Here’s a story from a patient who had double hip replacement surgery at the Kaiser facility in Irvine, California. I have mentioned before the registry of valuable information that Kaiser Permanente gathers on devices and outcomes. The information contained also includes outcomes as gathered from using the PHR record (personal health record) that all patients with Kaiser have. In this instance, the patient was having problems with his hip and finally decided to have a consultation at his Kaiser facility to find out his hips were wearing out as it was getting harder and harder to swing his leg over his motorcycle.

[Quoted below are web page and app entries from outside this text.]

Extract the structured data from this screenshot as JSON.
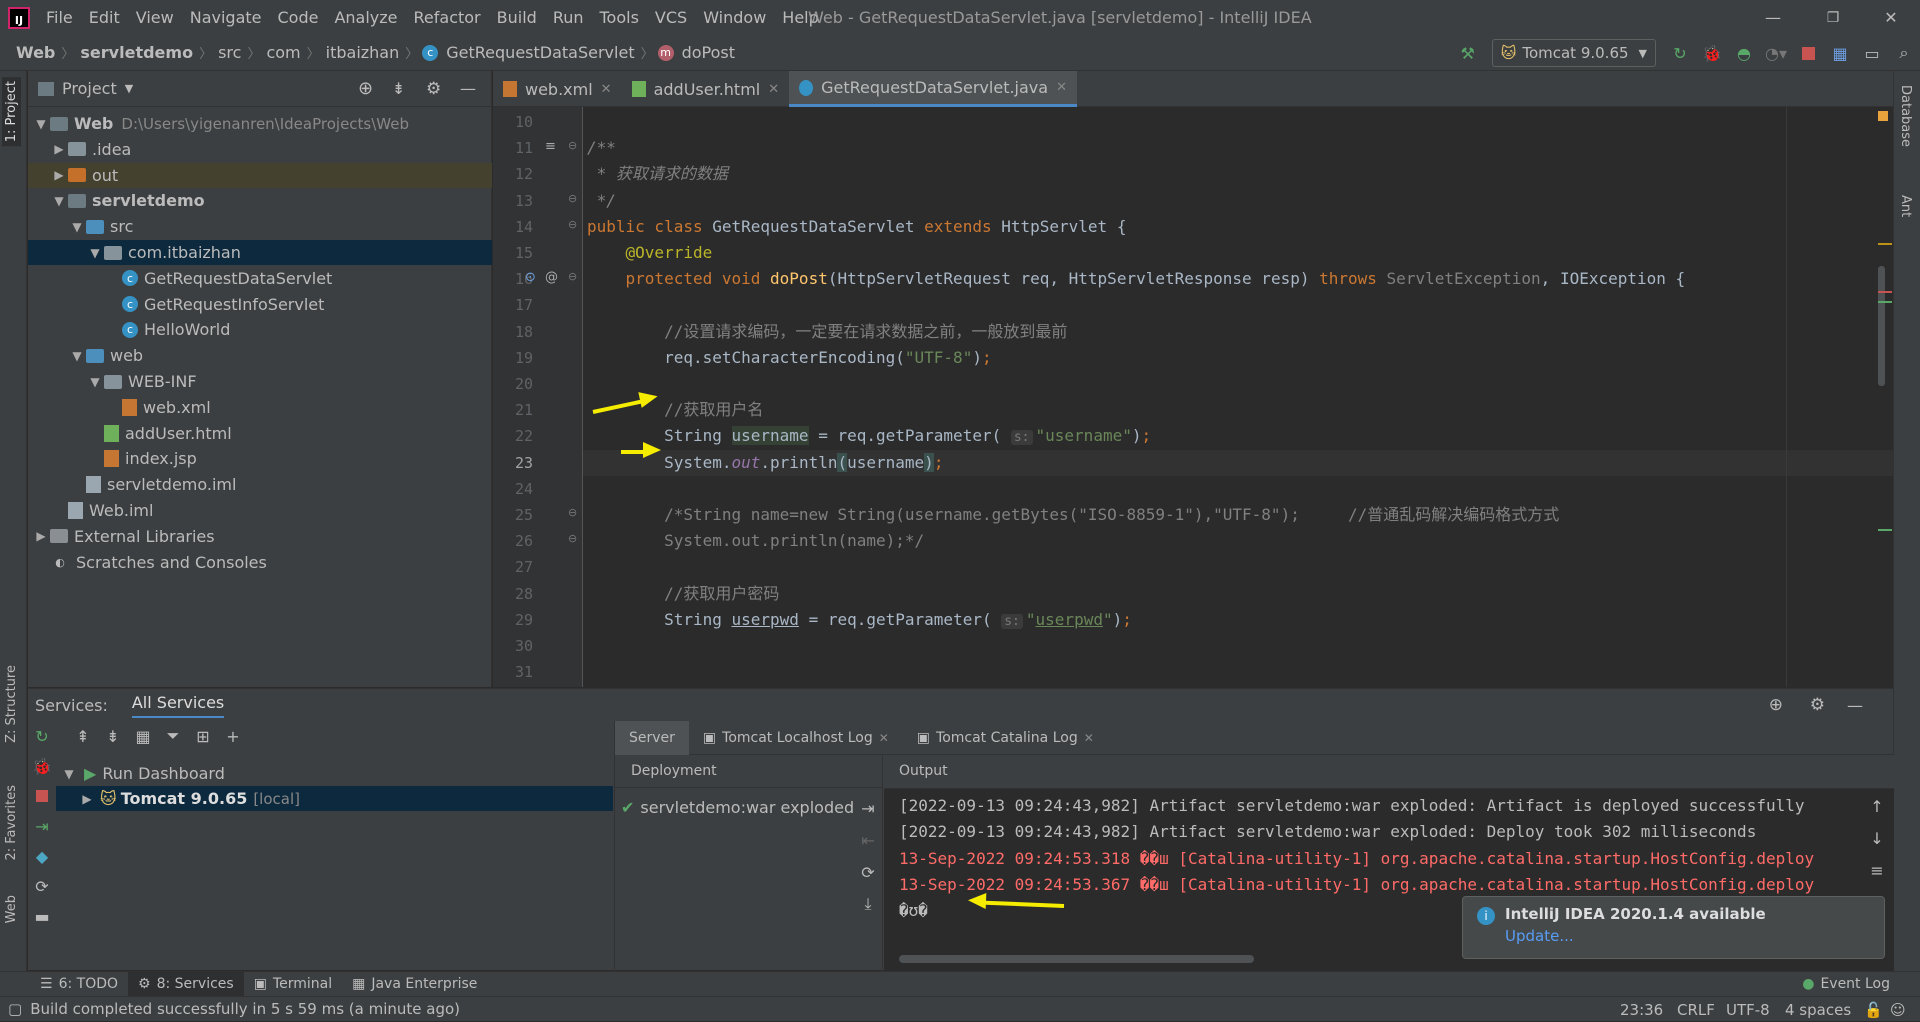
{
  "window": {
    "title": "Web - GetRequestDataServlet.java [servletdemo] - IntelliJ IDEA",
    "app_icon": "IJ",
    "menu": [
      "File",
      "Edit",
      "View",
      "Navigate",
      "Code",
      "Analyze",
      "Refactor",
      "Build",
      "Run",
      "Tools",
      "VCS",
      "Window",
      "Help"
    ],
    "controls": {
      "minimize": "—",
      "restore": "❐",
      "close": "✕"
    }
  },
  "breadcrumb": [
    "Web",
    "servletdemo",
    "src",
    "com",
    "itbaizhan",
    "GetRequestDataServlet",
    "doPost"
  ],
  "toolbar": {
    "run_config": "Tomcat 9.0.65"
  },
  "tool_strips": {
    "left": [
      "1: Project",
      "Z: Structure",
      "2: Favorites",
      "Web"
    ],
    "right": [
      "Database",
      "Ant"
    ]
  },
  "project": {
    "title": "Project",
    "tree": [
      {
        "label": "Web",
        "extra": "D:\\Users\\yigenanren\\IdeaProjects\\Web",
        "depth": 0,
        "arrow": "▼",
        "icon": "folder-dark",
        "bold": true
      },
      {
        "label": ".idea",
        "depth": 1,
        "arrow": "▶",
        "icon": "folder"
      },
      {
        "label": "out",
        "depth": 1,
        "arrow": "▶",
        "icon": "folder-orange",
        "state": "hl"
      },
      {
        "label": "servletdemo",
        "depth": 1,
        "arrow": "▼",
        "icon": "folder-dark",
        "bold": true
      },
      {
        "label": "src",
        "depth": 2,
        "arrow": "▼",
        "icon": "folder-blue"
      },
      {
        "label": "com.itbaizhan",
        "depth": 3,
        "arrow": "▼",
        "icon": "folder",
        "state": "selected"
      },
      {
        "label": "GetRequestDataServlet",
        "depth": 4,
        "arrow": "",
        "icon": "class"
      },
      {
        "label": "GetRequestInfoServlet",
        "depth": 4,
        "arrow": "",
        "icon": "class"
      },
      {
        "label": "HelloWorld",
        "depth": 4,
        "arrow": "",
        "icon": "class"
      },
      {
        "label": "web",
        "depth": 2,
        "arrow": "▼",
        "icon": "folder-blue"
      },
      {
        "label": "WEB-INF",
        "depth": 3,
        "arrow": "▼",
        "icon": "folder"
      },
      {
        "label": "web.xml",
        "depth": 4,
        "arrow": "",
        "icon": "xml"
      },
      {
        "label": "addUser.html",
        "depth": 3,
        "arrow": "",
        "icon": "html"
      },
      {
        "label": "index.jsp",
        "depth": 3,
        "arrow": "",
        "icon": "jsp"
      },
      {
        "label": "servletdemo.iml",
        "depth": 2,
        "arrow": "",
        "icon": "file"
      },
      {
        "label": "Web.iml",
        "depth": 1,
        "arrow": "",
        "icon": "file"
      },
      {
        "label": "External Libraries",
        "depth": 0,
        "arrow": "▶",
        "icon": "lib"
      },
      {
        "label": "Scratches and Consoles",
        "depth": 0,
        "arrow": "",
        "icon": "scratch"
      }
    ]
  },
  "editor": {
    "tabs": [
      {
        "label": "web.xml",
        "active": false
      },
      {
        "label": "addUser.html",
        "active": false
      },
      {
        "label": "GetRequestDataServlet.java",
        "active": true
      }
    ],
    "current_line": 23,
    "lines": [
      {
        "n": 10,
        "html": ""
      },
      {
        "n": 11,
        "html": "<span class='cmt'>/**</span>"
      },
      {
        "n": 12,
        "html": "<span class='cmt'> * 获取请求的数据</span>"
      },
      {
        "n": 13,
        "html": "<span class='cmt'> */</span>"
      },
      {
        "n": 14,
        "html": "<span class='kw'>public class </span>GetRequestDataServlet <span class='kw'>extends </span>HttpServlet {"
      },
      {
        "n": 15,
        "html": "    <span class='ann'>@Override</span>"
      },
      {
        "n": 16,
        "html": "    <span class='kw'>protected void </span><span class='fn'>doPost</span>(HttpServletRequest req, HttpServletResponse resp) <span class='kw'>throws </span><span style='color:#808080'>ServletException</span>, IOException {"
      },
      {
        "n": 17,
        "html": ""
      },
      {
        "n": 18,
        "html": "        <span class='lc'>//设置请求编码，一定要在请求数据之前，一般放到最前</span>"
      },
      {
        "n": 19,
        "html": "        req.setCharacterEncoding(<span class='str'>\"UTF-8\"</span>)<span class='kw'>;</span>"
      },
      {
        "n": 20,
        "html": ""
      },
      {
        "n": 21,
        "html": "        <span class='lc'>//获取用户名</span>"
      },
      {
        "n": 22,
        "html": "        String <span style='background:#344134'>username</span> = req.getParameter( <span class='hint'>s:</span><span class='str'>\"username\"</span>)<span class='kw'>;</span>"
      },
      {
        "n": 23,
        "html": "        System.<span class='fld'>out</span>.println<span style='background:#3b514d'>(</span>username<span style='background:#3b514d'>)</span><span class='kw'>;</span>"
      },
      {
        "n": 24,
        "html": ""
      },
      {
        "n": 25,
        "html": "        <span class='lc'>/*String name=new String(username.getBytes(\"ISO-8859-1\"),\"UTF-8\");     //普通乱码解决编码格式方式</span>"
      },
      {
        "n": 26,
        "html": "<span class='lc'>        System.out.println(name);*/</span>"
      },
      {
        "n": 27,
        "html": ""
      },
      {
        "n": 28,
        "html": "        <span class='lc'>//获取用户密码</span>"
      },
      {
        "n": 29,
        "html": "        String <span style='text-decoration:underline'>userpwd</span> = req.getParameter( <span class='hint'>s:</span><span class='str'>\"<u>userpwd</u>\"</span>)<span class='kw'>;</span>"
      },
      {
        "n": 30,
        "html": ""
      },
      {
        "n": 31,
        "html": ""
      }
    ]
  },
  "services": {
    "title": "Services:",
    "scope": "All Services",
    "tree": [
      {
        "label": "Run Dashboard",
        "extra": ""
      },
      {
        "label": "Tomcat 9.0.65",
        "extra": "[local]"
      }
    ],
    "tabs": [
      "Server",
      "Tomcat Localhost Log",
      "Tomcat Catalina Log"
    ],
    "deployment_header": "Deployment",
    "output_header": "Output",
    "deployment_item": "servletdemo:war exploded",
    "log": [
      {
        "text": "[2022-09-13 09:24:43,982] Artifact servletdemo:war exploded: Artifact is deployed successfully",
        "color": "#bbbbbb"
      },
      {
        "text": "[2022-09-13 09:24:43,982] Artifact servletdemo:war exploded: Deploy took 302 milliseconds",
        "color": "#bbbbbb"
      },
      {
        "text": "13-Sep-2022 09:24:53.318 ��ш [Catalina-utility-1] org.apache.catalina.startup.HostConfig.deploy",
        "color": "#ff6b68"
      },
      {
        "text": "13-Sep-2022 09:24:53.367 ��ш [Catalina-utility-1] org.apache.catalina.startup.HostConfig.deploy",
        "color": "#ff6b68"
      },
      {
        "text": "�ʊ�",
        "color": "#bbbbbb"
      }
    ]
  },
  "notification": {
    "title": "IntelliJ IDEA 2020.1.4 available",
    "link": "Update..."
  },
  "bottom_tabs": [
    "6: TODO",
    "8: Services",
    "Terminal",
    "Java Enterprise"
  ],
  "event_log": "Event Log",
  "status": {
    "message": "Build completed successfully in 5 s 59 ms (a minute ago)",
    "position": "23:36",
    "line_sep": "CRLF",
    "encoding": "UTF-8",
    "indent": "4 spaces"
  }
}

He found out he was a good candidate to have both hips replaced at once and decided to go for it and was doing fine and then in the news, all the recall notices hit and then he panicked a bit wondering if his devices were in the list. He called Kaiser and found out that he was ok and that the devices used were those that were contained in the data base that are providing the best outcomes, according to their medical device registry. Their registry is the largest in the country and they follow the patients from the time of implant. By using the registry they can identify the devices that have higher recalls and failure rates and avoid those devices. The patient felt a lot better after calling Kaiser when hearing all the recall news to find out that his devices were among the ones that have the best outcomes. BD
“Kaiser Permanente’s Total Joint Replacement Registry– the nation’s largest such registry -- allows caregivers to analyze specific data from standardized forms and Kaiser Permanente HealthConnect®, an electronic health record, on more than 100,000 joint replacement cases by more than 350 Kaiser Permanente surgeons nationwide.
By analyzing information included in the registry, researchers found that younger patients, those with diabetes, and patients with diagnoses other than osteoarthritis (e.g. post-traumatic and rheumatoid arthritis) were at higher risk for revision total joint surgery. This information has been integrated into a risk calculator for surgeons and patients to use in making decisions about treatment. Research from the registry on implants and surgical techniques also has influenced changes in clinical practice, which have resulted in optimization of both techniques and implants.”
A Kaiser Permanente study of 85,000 hip and knee surgeries found that a national registry of common joint replacement devices would improve patient outcomes and create clinical and financial efficiencies. Robert Namba, MD, Three-minute video of Kaiser Permanente orthopedic surgeon Robert Namba, and Paul Canter, his Harley Davidson-riding patient, talk about what a computerized registry is and the roles it played before and after Paul's double hip replacement surgery.